Walker was talking himself up as a new Ronald Reagan, in hopes of impressing one of the primary funders of conservative projects in the United States. But his comments revealed the previously unknown details regarding the political machinations behind a piece of legislation so controversial that it would provoke mass demonstrations, court battles and legislative recall elections.
“This is an exciting time,” the governor told “Koch“ in late February. “This is, you know, I told my cabinet, I had a dinner the Sunday, excuse me, Monday right after the 6th, came home from the Super Bowl where the Packer’s won, that Monday night, I had all my cabinet over to the residence for dinner. Talked about what we were going to do, how we were going to do it, we had already kind of doped plans up, but it was kind of a last hurrah, before we dropped the bomb and I stood up and I pulled out a, a picture of Ronald Reagan and I said you know this may seem a little melodramatic but 30 years ago Ronald Reagan whose 100th birthday we just celebrated the day before um had one of the most defining moments of his political career, not just his presidency, when he fired the air traffic controllers and uh I said to me that moment was more important than just for labor relations and or even the federal budget, that was the first crack in the Berlin Wall and the fall of Communism because from that point forward the Soviets and the communists knew that Ronald Reagan wasn’t a pushover and uh, I said this may not have as broad a world implications but in Wisconsin’s history—little did I know how big it would be nationally, in Wisconsin’s history, I said, this is our moment, this is our time to change the course of history and this is why it’s so important that they were all there.”
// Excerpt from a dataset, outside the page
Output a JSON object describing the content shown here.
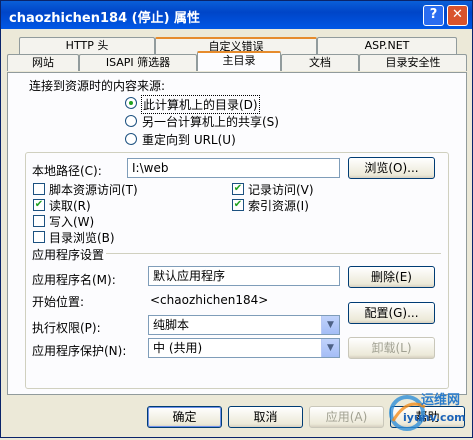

E-mails obtained by the Center for Media and Democracy reveal that the cabinet was indeed present for the meeting. The secretaries and gubernatorial aides who were present are listed. But so, too, is one other key player in the administration: the individual identified in e-mails from key players in the Walker administration as the “point person” for the governor’s push to radically restructure labor relations and state government—a project so significant to Walker that he declared, “This is our moment.”